Rule 2: Nobody should see the bride before the wedding. I hid out on my wedding day and missed being with my out-of-town friends and family. Because I had sequestered myself in the church choir room, we didn’t take photos until after the wedding, thus missing even more valuable time at our reception.
Rule 3: You must take professional photos inside the church. Our professional photographer came down with West Nile Virus, so her husband came at the last minute to fill in. While the sun set over the bay outside, creating a fabulous backdrop, we remained inside the plain, Puritan-style sanctuary.
Rule 4: Bridesmaids must completely match, from head to toe, maintaining uniformity. It turned out not everyone looked great in the same cut and pear-green color, and the shoes I insisted they buy were ruined when their heels sunk into the ground at the rain-soaked reception site.
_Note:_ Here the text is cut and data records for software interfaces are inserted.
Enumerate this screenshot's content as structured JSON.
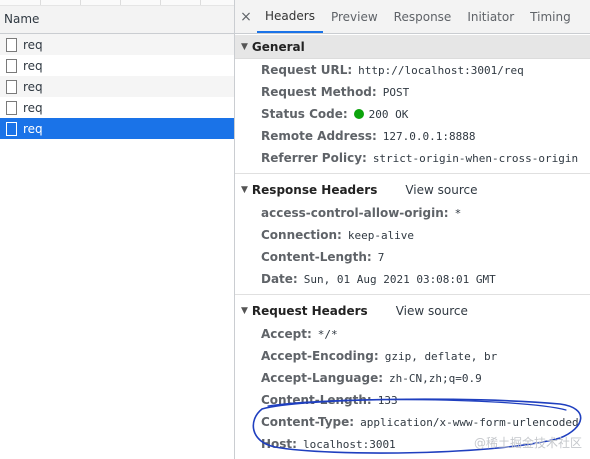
{
  "list": {
    "column_header": "Name",
    "items": [
      {
        "name": "req"
      },
      {
        "name": "req"
      },
      {
        "name": "req"
      },
      {
        "name": "req"
      },
      {
        "name": "req"
      }
    ]
  },
  "tabs": {
    "close_glyph": "×",
    "items": [
      "Headers",
      "Preview",
      "Response",
      "Initiator",
      "Timing"
    ]
  },
  "general": {
    "title": "General",
    "request_url": {
      "k": "Request URL:",
      "v": "http://localhost:3001/req"
    },
    "request_method": {
      "k": "Request Method:",
      "v": "POST"
    },
    "status_code": {
      "k": "Status Code:",
      "v": "200 OK"
    },
    "remote_address": {
      "k": "Remote Address:",
      "v": "127.0.0.1:8888"
    },
    "referrer_policy": {
      "k": "Referrer Policy:",
      "v": "strict-origin-when-cross-origin"
    }
  },
  "response_headers": {
    "title": "Response Headers",
    "view_source": "View source",
    "access_control": {
      "k": "access-control-allow-origin:",
      "v": "*"
    },
    "connection": {
      "k": "Connection:",
      "v": "keep-alive"
    },
    "content_length": {
      "k": "Content-Length:",
      "v": "7"
    },
    "date": {
      "k": "Date:",
      "v": "Sun, 01 Aug 2021 03:08:01 GMT"
    }
  },
  "request_headers": {
    "title": "Request Headers",
    "view_source": "View source",
    "accept": {
      "k": "Accept:",
      "v": "*/*"
    },
    "accept_encoding": {
      "k": "Accept-Encoding:",
      "v": "gzip, deflate, br"
    },
    "accept_language": {
      "k": "Accept-Language:",
      "v": "zh-CN,zh;q=0.9"
    },
    "content_length": {
      "k": "Content-Length:",
      "v": "133"
    },
    "content_type": {
      "k": "Content-Type:",
      "v": "application/x-www-form-urlencoded"
    },
    "host": {
      "k": "Host:",
      "v": "localhost:3001"
    }
  },
  "colors": {
    "accent": "#1a73e8",
    "status_ok": "#0ca40c",
    "annotation_ink": "#1f3fbf"
  },
  "watermark": "@稀土掘金技术社区"
}
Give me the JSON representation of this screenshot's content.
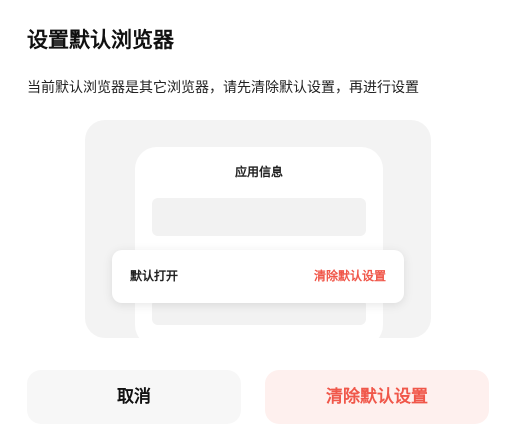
{
  "dialog": {
    "title": "设置默认浏览器",
    "description": "当前默认浏览器是其它浏览器，请先清除默认设置，再进行设置"
  },
  "illustration": {
    "phone_title": "应用信息",
    "popup_left_label": "默认打开",
    "popup_right_label": "清除默认设置"
  },
  "buttons": {
    "cancel_label": "取消",
    "clear_label": "清除默认设置"
  },
  "colors": {
    "accent": "#f0574a",
    "accent_bg": "#fef0ee",
    "illustration_bg": "#f3f3f3"
  }
}
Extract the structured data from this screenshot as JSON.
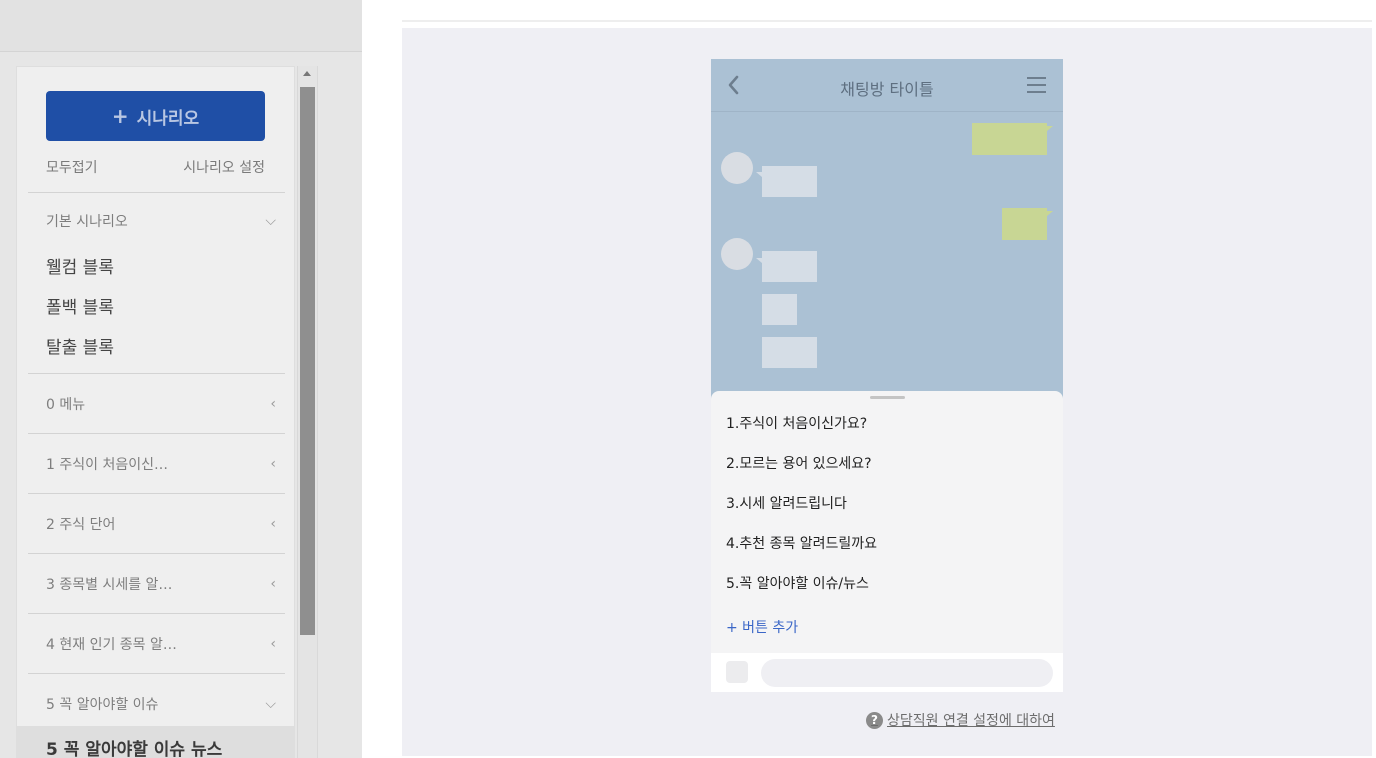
{
  "sidebar": {
    "add_scenario_label": "시나리오",
    "collapse_all_label": "모두접기",
    "scenario_settings_label": "시나리오 설정",
    "basic_scenario": {
      "label": "기본 시나리오",
      "items": [
        "웰컴 블록",
        "폴백 블록",
        "탈출 블록"
      ]
    },
    "groups": [
      {
        "label": "0 메뉴"
      },
      {
        "label": "1 주식이 처음이신…"
      },
      {
        "label": "2 주식 단어"
      },
      {
        "label": "3 종목별 시세를 알…"
      },
      {
        "label": "4 현재 인기 종목 알…"
      },
      {
        "label": "5 꼭 알아야할 이슈"
      }
    ],
    "selected_block": "5 꼭 알아야할 이슈 뉴스"
  },
  "preview": {
    "chat_title": "채팅방 타이틀",
    "menu_options": [
      "1.주식이 처음이신가요?",
      "2.모르는 용어 있으세요?",
      "3.시세 알려드립니다",
      "4.추천 종목 알려드릴까요",
      "5.꼭 알아야할 이슈/뉴스"
    ],
    "add_button_label": "+ 버튼 추가",
    "help_link_label": "상담직원 연결 설정에 대하여"
  },
  "colors": {
    "primary_button": "#1f4fa6",
    "chat_background": "#abc1d4",
    "my_bubble": "#c8d694",
    "link_blue": "#3a66c7"
  }
}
I love my friends for their individual personalities and wish I’d let them be their beautiful selves.
Rule 5: Register for heirloom-quality items and use them at your reception. Bryan and I were waiting to cut our cake with our engraved sterling silver cake knife, in the same pattern as my mother’s, when we realized nobody remembered to bring it. Guests were huddled around us, ready for their prized piece, as the flash of the camera kept going off in our faces. I had just tied the knot, and that knot was wound tightly in the pit of my stomach.
At that moment we vowed to break the rules. Bryan snapped. “No more photos! Somebody get a knife, any knife!” I gulped some ice-cold champagne, my dad told all the men to ditch their jackets and roll up their sleeves, the bartender poured the drinks extra strong, and our 10-member Motown band started getting down. I finally let loose and enjoyed myself, not worrying that my face was flushed and my hair was damp with sweat. My mother and her four sisters jumped into the fountain in their gowns, and the photos of them are still my favorite from that day.
Then came our honeymoon.
Rule 6: Your honeymoon should be a dream vacation on a tropical island. When we landed at the airport in Montego Bay, we learned our perfectly planned, all-inclusive resort was inadvertently overbooked so they diverted us to another hotel. Instead of a secluded waterfall like in the brochures, we found couples on the beach playing rowdy games of Red Stripe Relay. On the flight home, my husband got a Jamaican case of Montezuma’s revenge, and when we finally landed, we got back to our car to find the battery dead.
So many things went wrong during our wedding and honeymoon, but looking back 14 years later, I realize it was a pretty perfect start to our lives together. I’ve learned to throw the rule book out the window and lower my expectations. What makes a good wedding—and a successful marriage—are the stories, the inside jokes, and how we handle life when things don’t go according to plan.
If you’re a bride-to-be, I’m willing to bet your wedding will not be perfect either, no matter how impressive your Pinterest board is. When your drunk relative makes an inappropriate toast, when your bridesmaid faints at the altar, when your new stepdaughter throws up while walking down the aisle, or when your dad decides your wedding is the ideal place to introduce his new girlfriend (all true stories I have actually witnessed), take a deep breath and remember: those are the things you’ll laugh about later and make your big day wonderfully and imperfectly memorable.